Electronic versions of the Draft EA also will be available at 68 libraries in the study area. Residents may comment on the document electronically, through the U.S. mail, or at any of six open-house workshops, which will be held in late November and early December. Three of the workshops will be held in the Detroit metropolitan area, and three will be held in the Cleveland area.

The projects proposed action would improve the efficiency of air traffic in and around the Cleveland and Detroit metropolitan areas. The project uses satellite-based technology to create changes to aircraft flight routes and altitudes in certain areas. Many of the routes overlay existing flight paths. It does not increase the number of aircraft taking off and landing, and it does not result in ground disturbance. Instead, the project develops more climbs and descents on departure and arrival routes, which can result in fewer delays. It enhances safety, and modernizes air traffic procedures to todays standards.

The study area includes 12 airports areas around Cleveland and Detroit, including Cleveland Hopkins International Airport and Detroit Metro Airport.

The FAA invites the public to review the documents before attending informational workshops at the times and locations listed below. Representatives from the FAA will be available to answer questions and will accept written comments.

Detroit Area WorkshopsNovember 28, 2017
5-8 p.m.Ford Community and Performing Arts Center (Hubbard Ballroom
15801 Michigan Ave., Dearborn, MI, 48126November 29, 2017
5-8 p.m.Dozier Recreation Complex (Meeting Lounge)
2025 Middlebelt Road, Inkster, MI, 48141November 30, 2017
5-8 p.m.Sumpter Township Community Center (Gymnasium)
23501 Sumpter Road, Belleville, MI, 48111Cleveland Area WorkshopsDecember 5, 2017
5-8 p.m.Don Umerley Civic Center (Memorial Hall)
21016 Hilliard Blvd., Rocky River, OH, 44116December 6, 2017
5-8 p.m.Gunning Park Recreation Center (Gymnasium)
16700 Puritas Avenue, Cleveland, OH, 44135December 7, 2017
5-8 p.m.Baldwin Wallace University Student Union/Strosacker Hall (Sandstone 3 Conference Room)
120 East Grand St., Berea, OH 44017

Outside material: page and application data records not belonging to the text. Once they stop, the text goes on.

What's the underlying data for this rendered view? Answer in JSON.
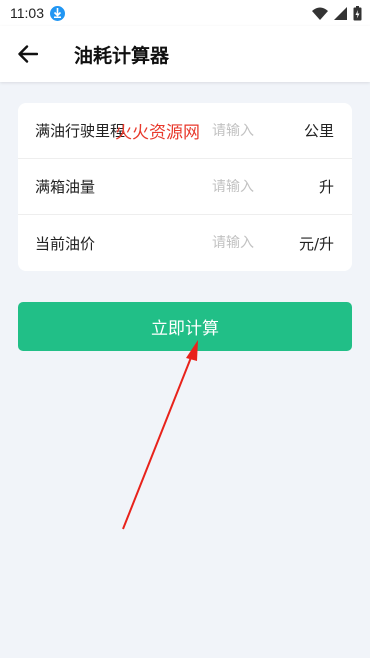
{
  "status_bar": {
    "time": "11:03",
    "download_icon": "download-icon",
    "wifi_icon": "wifi-icon",
    "signal_icon": "signal-icon",
    "battery_icon": "battery-charging-icon"
  },
  "app_bar": {
    "back_icon": "arrow-left-icon",
    "title": "油耗计算器"
  },
  "form": {
    "rows": [
      {
        "label": "满油行驶里程",
        "placeholder": "请输入",
        "unit": "公里"
      },
      {
        "label": "满箱油量",
        "placeholder": "请输入",
        "unit": "升"
      },
      {
        "label": "当前油价",
        "placeholder": "请输入",
        "unit": "元/升"
      }
    ]
  },
  "watermark": "火火资源网",
  "calculate_button": {
    "label": "立即计算"
  },
  "colors": {
    "accent": "#21bf87",
    "background": "#f1f4f9",
    "annotation_arrow": "#e8221b",
    "watermark": "#e8392c"
  }
}
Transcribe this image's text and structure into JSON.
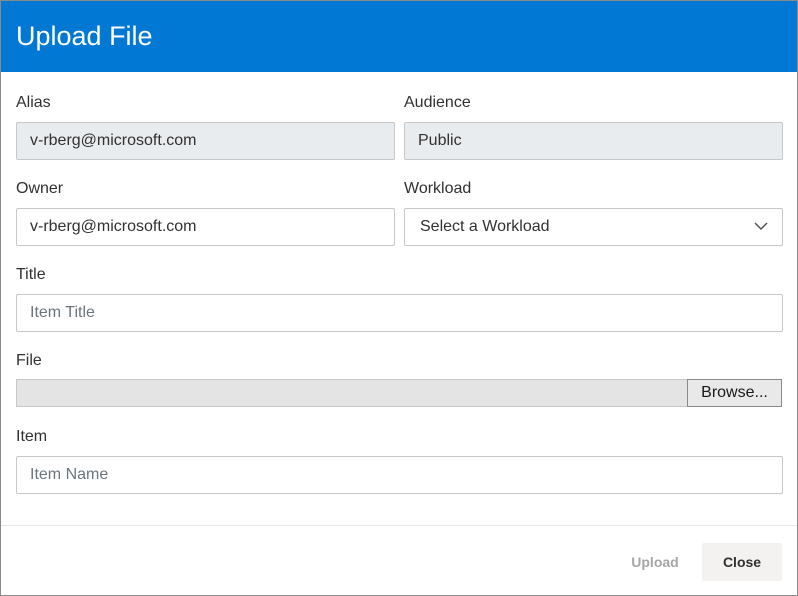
{
  "dialog": {
    "title": "Upload File",
    "accent_color": "#0078d4"
  },
  "form": {
    "alias": {
      "label": "Alias",
      "value": "v-rberg@microsoft.com"
    },
    "audience": {
      "label": "Audience",
      "value": "Public"
    },
    "owner": {
      "label": "Owner",
      "value": "v-rberg@microsoft.com"
    },
    "workload": {
      "label": "Workload",
      "selected": "Select a Workload",
      "icon": "chevron-down-icon"
    },
    "title": {
      "label": "Title",
      "placeholder": "Item Title"
    },
    "file": {
      "label": "File",
      "browse_label": "Browse..."
    },
    "item": {
      "label": "Item",
      "placeholder": "Item Name"
    }
  },
  "footer": {
    "upload_label": "Upload",
    "close_label": "Close"
  }
}
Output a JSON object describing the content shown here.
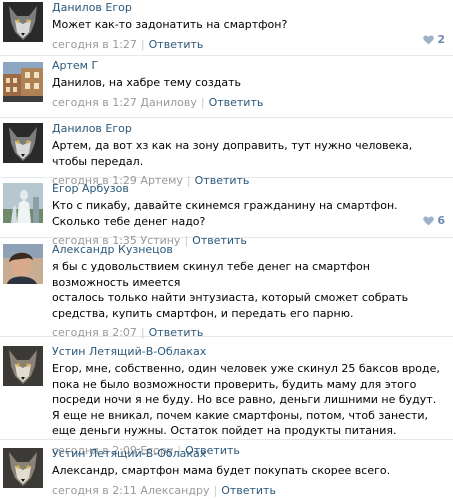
{
  "colors": {
    "link": "#2b587a",
    "meta": "#999999",
    "like": "#9db1c8",
    "divider": "#e7e8ec"
  },
  "comments": [
    {
      "author": "Данилов Егор",
      "avatar": "wolf-avatar",
      "lines": [
        "Может как-то задонатить на смартфон?"
      ],
      "time": "сегодня в 1:27",
      "reply_to": "",
      "reply_label": "Ответить",
      "likes": "2"
    },
    {
      "author": "Артем Г",
      "avatar": "building-avatar",
      "lines": [
        "Данилов, на хабре тему создать"
      ],
      "time": "сегодня в 1:27",
      "reply_to": "Данилову",
      "reply_label": "Ответить",
      "likes": ""
    },
    {
      "author": "Данилов Егор",
      "avatar": "wolf-avatar",
      "lines": [
        "Артем, да вот хз как на зону доправить, тут нужно человека, чтобы передал."
      ],
      "time": "сегодня в 1:29",
      "reply_to": "Артему",
      "reply_label": "Ответить",
      "likes": ""
    },
    {
      "author": "Егор Арбузов",
      "avatar": "statue-avatar",
      "lines": [
        "Кто с пикабу, давайте скинемся гражданину на смартфон. Сколько тебе денег надо?"
      ],
      "time": "сегодня в 1:35",
      "reply_to": "Устину",
      "reply_label": "Ответить",
      "likes": "6"
    },
    {
      "author": "Александр Кузнецов",
      "avatar": "person-avatar",
      "lines": [
        "я бы с удовольствием скинул тебе денег на смартфон",
        "возможность имеется",
        "осталось только найти энтузиаста, который сможет собрать средства, купить смартфон, и передать его парню."
      ],
      "time": "сегодня в 2:07",
      "reply_to": "",
      "reply_label": "Ответить",
      "likes": ""
    },
    {
      "author": "Устин Летящий-В-Облаках",
      "avatar": "wolf-avatar",
      "lines": [
        "Егор, мне, собственно, один человек уже скинул 25 баксов вроде, пока не было возможности проверить, будить маму для этого посреди ночи я не буду. Но все равно, деньги лишними не будут. Я еще не вникал, почем какие смартфоны, потом, чтоб занести, еще деньги нужны. Остаток пойдет на продукты питания."
      ],
      "time": "сегодня в 2:09",
      "reply_to": "Егору",
      "reply_label": "Ответить",
      "likes": ""
    },
    {
      "author": "Устин Летящий-В-Облаках",
      "avatar": "wolf-avatar",
      "lines": [
        "Александр, смартфон мама будет покупать скорее всего."
      ],
      "time": "сегодня в 2:11",
      "reply_to": "Александру",
      "reply_label": "Ответить",
      "likes": ""
    }
  ]
}
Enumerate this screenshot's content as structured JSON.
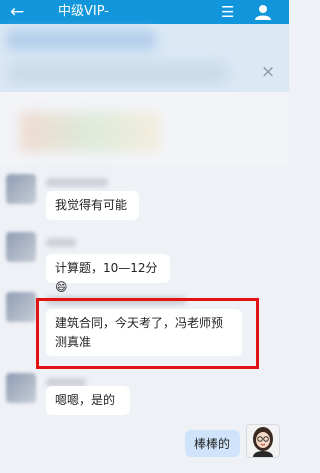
{
  "header": {
    "back_icon": "←",
    "title": "中级VIP-",
    "menu_icon": "☰",
    "group_icon": "person-icon",
    "bg_color": "#1296db"
  },
  "notice": {
    "close_icon": "×"
  },
  "messages": [
    {
      "text": "我觉得有可能",
      "side": "left"
    },
    {
      "text": "计算题，10—12分😄",
      "side": "left"
    },
    {
      "text": "建筑合同，今天考了，冯老师预测真准",
      "side": "left",
      "highlighted": true
    },
    {
      "text": "嗯嗯，是的",
      "side": "left"
    },
    {
      "text": "棒棒的",
      "side": "right"
    }
  ],
  "highlight_color": "#e11313"
}
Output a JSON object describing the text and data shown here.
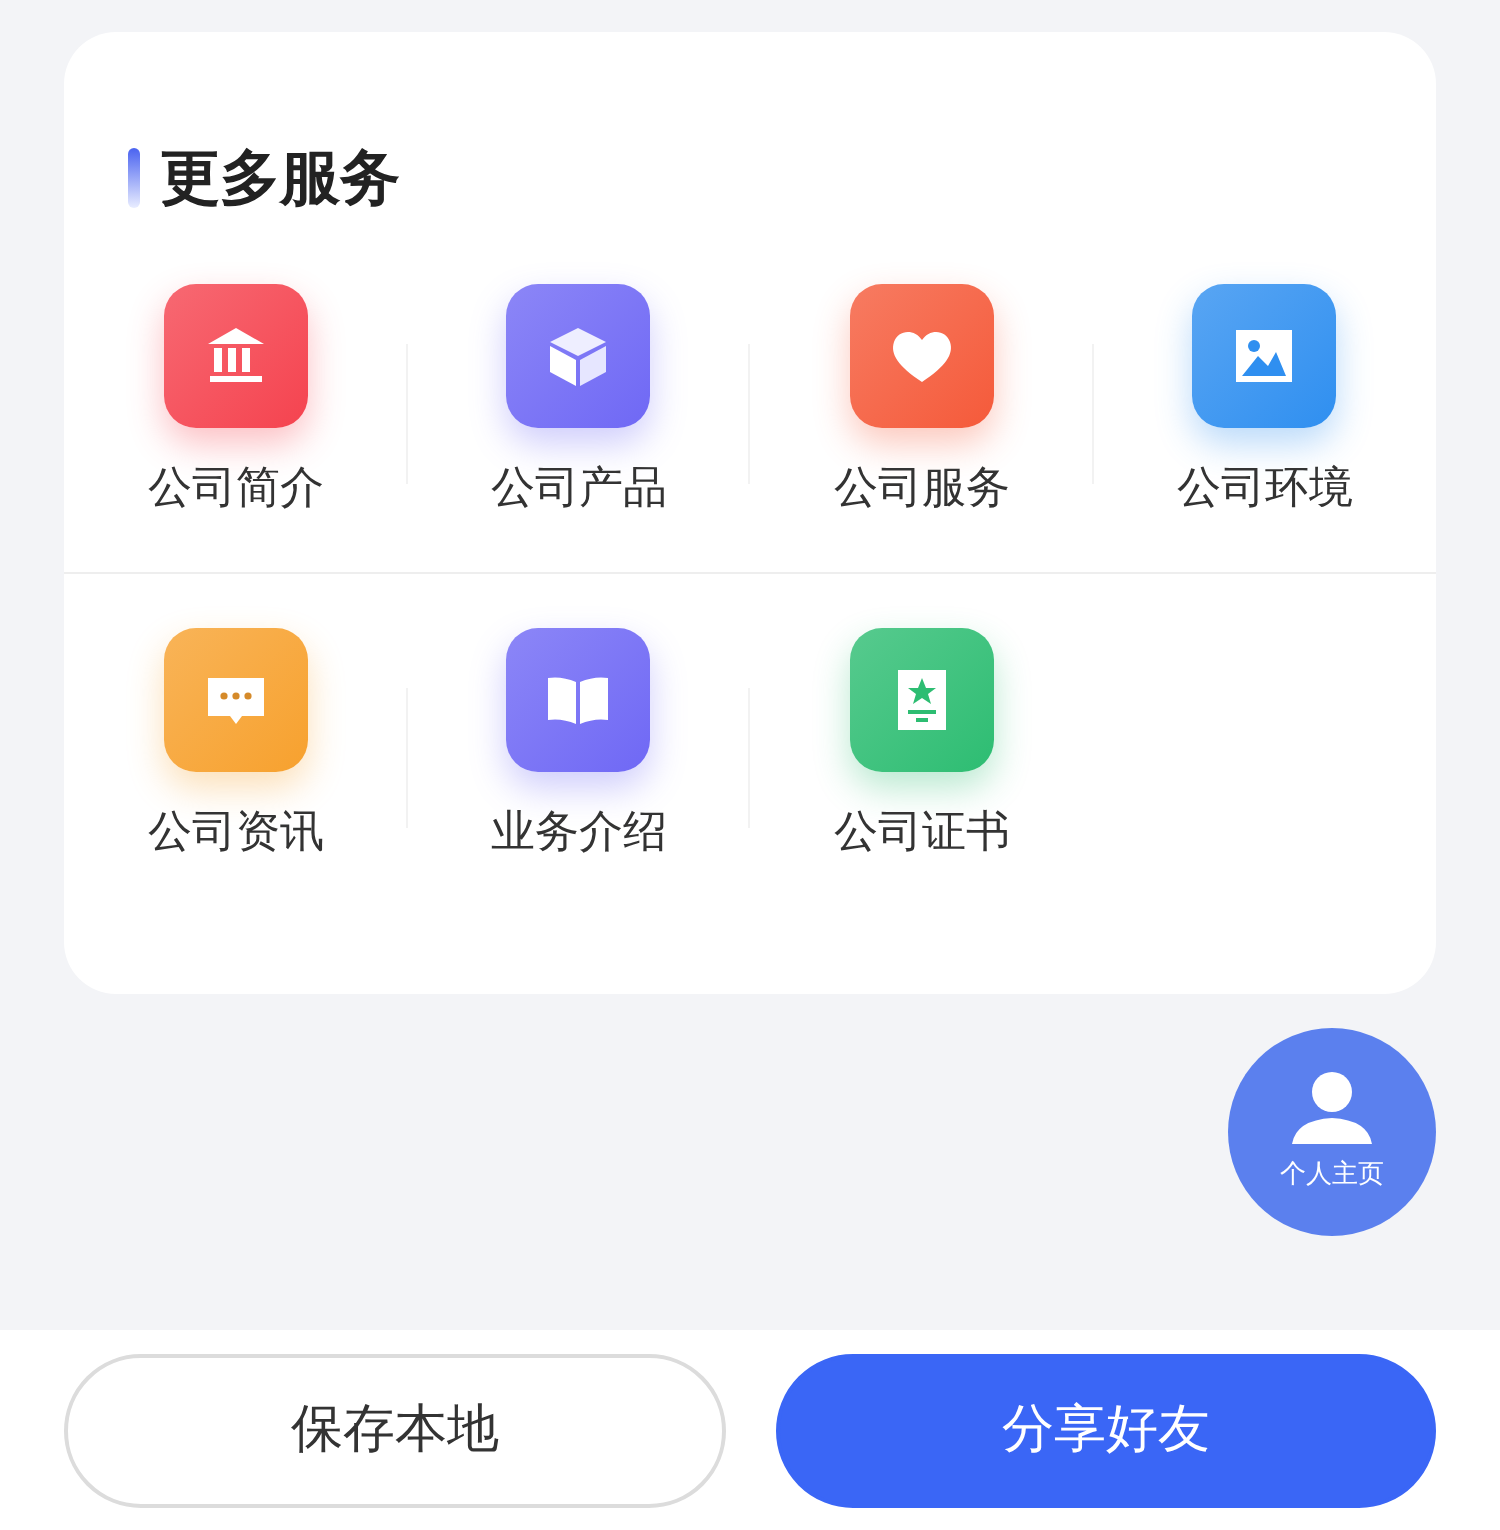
{
  "section": {
    "title": "更多服务"
  },
  "services": [
    {
      "label": "公司简介",
      "kind": "bank",
      "color": "#f5434f"
    },
    {
      "label": "公司产品",
      "kind": "box",
      "color": "#6f68f5"
    },
    {
      "label": "公司服务",
      "kind": "heart",
      "color": "#f55a3a"
    },
    {
      "label": "公司环境",
      "kind": "image",
      "color": "#2f8ff0"
    },
    {
      "label": "公司资讯",
      "kind": "chat",
      "color": "#f7a12e"
    },
    {
      "label": "业务介绍",
      "kind": "book",
      "color": "#6f68f5"
    },
    {
      "label": "公司证书",
      "kind": "certificate",
      "color": "#2dbd72"
    }
  ],
  "floating_button": {
    "label": "个人主页"
  },
  "buttons": [
    {
      "label": "保存本地",
      "kind": "outline"
    },
    {
      "label": "分享好友",
      "kind": "primary"
    }
  ]
}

The FAA will make every reasonable effort to accommodate special needs. People with special communication or accommodation needs may contact Bill Keller of ATAC Corp. at 408-736-2822 at least two days prior to the workshop.

Email comments to: 9-ASW-CLE-DTWOAPM Comment@faa.gov

Comments can be submitted by regular mail to:
CLE-DTW Metroplex EA
Federal Aviation Administration
Central Service CenterOperations Support Group
10101 Hillwood Pkwy, 4th Floor South
Fort Worth, TX 76177

The comment period will close on Monday, December 11, 2017.